Troubled Bones

In a Southern Gothic memoir, Brent Hendricks writes of his pilgrimage to the Tri-State Crematory

by Sarah Norris

A Long Day at the End of the World: A Story of Desecration and Revelation in the Deep South
By Brent Hendricks
Farrar, Straus and Giroux
197 pages
$14

I was setting off to unholy ground, to a field with a lake where hundreds of bodies once lay scattered and alone, hoping that something would happen. For a while I’d lived with an image of my father lying lost at the Tri-State Crematory, and I needed to change it. I needed to take a ride to Tri-State and see where he’d lain all those long years. I needed to tell him goodbye, or hello and goodbye, or tell him nothing but that I had tried. I had tried to make amends for his troubled bones.

In his debut memoir, A Long Day at the End of the World: A Story of Desecration and Revelation in the Deep South, poet Brent Hendricks writes about the “largest mass desecration in modern American history” and of learning in 2002 that his own father’s corpse lay among hundreds of bodies that had been discarded outside at the Tri-State Crematory in rural Noble, Georgia, just south of Chattanooga. With Southern Gothic elements, this slim book is structured around Hendricks’s pilgrimage to his father’s makeshift gravesite on the sprawling grounds of the crematory.

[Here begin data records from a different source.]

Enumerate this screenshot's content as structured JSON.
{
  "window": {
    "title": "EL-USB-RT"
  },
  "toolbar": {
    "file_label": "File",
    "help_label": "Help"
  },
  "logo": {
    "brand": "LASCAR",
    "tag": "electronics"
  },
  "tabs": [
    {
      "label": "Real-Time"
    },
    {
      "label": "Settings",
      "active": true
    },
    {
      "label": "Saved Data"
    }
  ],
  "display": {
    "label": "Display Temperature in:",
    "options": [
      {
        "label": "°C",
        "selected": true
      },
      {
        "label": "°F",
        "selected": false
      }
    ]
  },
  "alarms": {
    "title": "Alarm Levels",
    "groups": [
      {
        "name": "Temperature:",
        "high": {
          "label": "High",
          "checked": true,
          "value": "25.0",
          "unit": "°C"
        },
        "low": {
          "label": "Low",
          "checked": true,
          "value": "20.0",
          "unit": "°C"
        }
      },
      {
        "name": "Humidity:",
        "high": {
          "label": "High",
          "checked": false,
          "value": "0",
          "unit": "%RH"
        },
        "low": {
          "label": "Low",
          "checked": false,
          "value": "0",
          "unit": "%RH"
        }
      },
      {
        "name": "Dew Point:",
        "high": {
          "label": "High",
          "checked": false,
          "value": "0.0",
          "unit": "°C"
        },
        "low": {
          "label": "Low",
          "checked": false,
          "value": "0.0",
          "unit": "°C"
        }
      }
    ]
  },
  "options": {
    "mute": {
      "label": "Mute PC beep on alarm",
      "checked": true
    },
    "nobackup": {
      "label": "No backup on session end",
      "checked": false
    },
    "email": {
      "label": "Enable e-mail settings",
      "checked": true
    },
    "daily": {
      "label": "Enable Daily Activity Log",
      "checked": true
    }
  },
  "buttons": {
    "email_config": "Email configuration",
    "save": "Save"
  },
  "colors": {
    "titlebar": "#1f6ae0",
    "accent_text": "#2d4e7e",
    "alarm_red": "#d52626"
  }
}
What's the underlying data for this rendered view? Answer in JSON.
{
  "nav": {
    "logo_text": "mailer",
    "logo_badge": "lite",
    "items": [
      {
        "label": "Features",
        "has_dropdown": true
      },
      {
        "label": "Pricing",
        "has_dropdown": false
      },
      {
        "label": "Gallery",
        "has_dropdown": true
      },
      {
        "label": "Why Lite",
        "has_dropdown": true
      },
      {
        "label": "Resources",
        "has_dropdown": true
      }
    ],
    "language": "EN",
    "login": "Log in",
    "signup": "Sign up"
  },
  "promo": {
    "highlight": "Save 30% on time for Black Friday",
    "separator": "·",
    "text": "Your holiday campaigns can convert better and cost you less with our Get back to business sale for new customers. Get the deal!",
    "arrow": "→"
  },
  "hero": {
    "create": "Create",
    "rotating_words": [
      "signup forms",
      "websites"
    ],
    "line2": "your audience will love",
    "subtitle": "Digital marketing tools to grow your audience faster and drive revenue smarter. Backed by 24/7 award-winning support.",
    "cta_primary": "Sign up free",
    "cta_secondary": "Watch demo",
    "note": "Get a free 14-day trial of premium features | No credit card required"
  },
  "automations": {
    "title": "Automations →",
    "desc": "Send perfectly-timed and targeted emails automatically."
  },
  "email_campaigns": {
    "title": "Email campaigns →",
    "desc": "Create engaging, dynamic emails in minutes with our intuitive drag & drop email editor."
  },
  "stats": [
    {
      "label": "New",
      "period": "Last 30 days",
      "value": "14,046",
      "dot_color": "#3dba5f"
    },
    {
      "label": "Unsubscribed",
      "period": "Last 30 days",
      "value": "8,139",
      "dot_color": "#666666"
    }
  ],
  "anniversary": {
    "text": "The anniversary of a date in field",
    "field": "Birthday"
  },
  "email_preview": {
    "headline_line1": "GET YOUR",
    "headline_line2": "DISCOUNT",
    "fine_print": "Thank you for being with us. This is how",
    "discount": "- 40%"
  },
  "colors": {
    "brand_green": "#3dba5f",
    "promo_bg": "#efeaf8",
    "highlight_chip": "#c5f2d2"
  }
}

The initial investigation had been triggered when a dog walker stumbled over a human skull; aghast, emergency workers eventually found 339 decomposing bodies, some barely concealed. In spite of having a functional crematorium, Tri-State Crematory manager Brent Marsh had distributed them across the wooded property, in storage sheds, metal vaults, and amidst foliage. The majority he discarded in eight burial pits that he covered with soil, garbage, and, in one case, an old pool table. Marsh, a former football player for the University of Tennessee in Chattanooga, had taken over the business following his own father’s stroke. A husband and father himself, he lived a seemingly exemplary life, coaching football and basketball teams, volunteering as a church deacon, and serving on the board of the local chapter of Family and Children’s Services. To this day, he has never offered any explanation for his actions.

In lieu of human ashes, he gave burned wood chips, dust, and squirrel skeletons to the family members of the deceased whose bodies he left to decay outside. While the identities of more than a hundred bodies discovered at Tri-State Crematory are still unknown, Hendricks’s father was identified because he’d been buried twelve years earlier in custom-made cowboy boots bearing his name in one heel.

Ron Hendricks had died in 1990, at fifty-nine, and he was laid to rest in one of two adjoining burial plots purchased by Hendricks’s mother. In 1997, however, she decided she couldn’t bear the thought of “sleeping with worms,” and she had Hendricks’s father exhumed and cremated. Feeling less alone, she talked to the box bearing what she believed were his ashes as if he were still alive. Five years later, when it was confirmed that these contents were almost entirely made of cement dust, she, along with her grown children, felt betrayed and unmoored.

Like a reporter, Hendricks delves for an explanation for Marsh’s behavior but comes up empty-handed. He rules out a psychologist’s theory that Marsh was a hoarder, arguing that the crematory manager had “acted with premeditation in his meticulous development and deployment of fake cremains, and, quite clearly and inexcusably, he exhibited a real cold-bloodedness in his disregard of hundreds of bodies.” Marsh pled guilty to theft, fraud, and abuse of a dead body, and was sentenced to twelve years in prison.

When the cover-up at Tri-State made national news in 2002, Hendricks and his wife, Kate Bernheimer, were living in Portland, Oregon, as “middle-aged hipsters, literary types,” but in 2005, Bernheimer accepted a teaching position in the creative-writing program at the University of Alabama. The couple moved to Tuscaloosa, the location from which Hendricks embarked on his pilgrimage to the Tri-State Crematory. In A Long Day at the End of the World he interweaves details about this trip with the story of Spanish explorer Hernando de Soto, who “trooped through Georgia and Alabama in 1540, searching for gold,” a quest Hendricks compares to his own search for peace. Just as de Soto’s “gaze remained fixed on an absent thing—his dazzling piles of gold,” he writes, “I remained focused on the lost body of my father.”

The parallels Hendricks draws between his journey and that of de Soto reappear throughout the book; both hinge on ill-fated discoveries and each man’s maniacal drive to arrive at a predetermined ending. While the transitions from Hendricks’s own travels to his ruminations on the varieties of racism, violence, and greed across Southern history are sometimes abrupt, they do resonate with vivid, haunting imagery. Ultimately, the trip to Georgia represents far more than a man’s final farewell to a father whom he remembers with resentment and remorse. This dark, belated endeavor illuminates the struggle to right a wrong that can’t be undone. With no choice, Hendricks walks through this personal apocalypse and comes out on a different side: shaken and alive.

Published Wednesday, 25 September 2013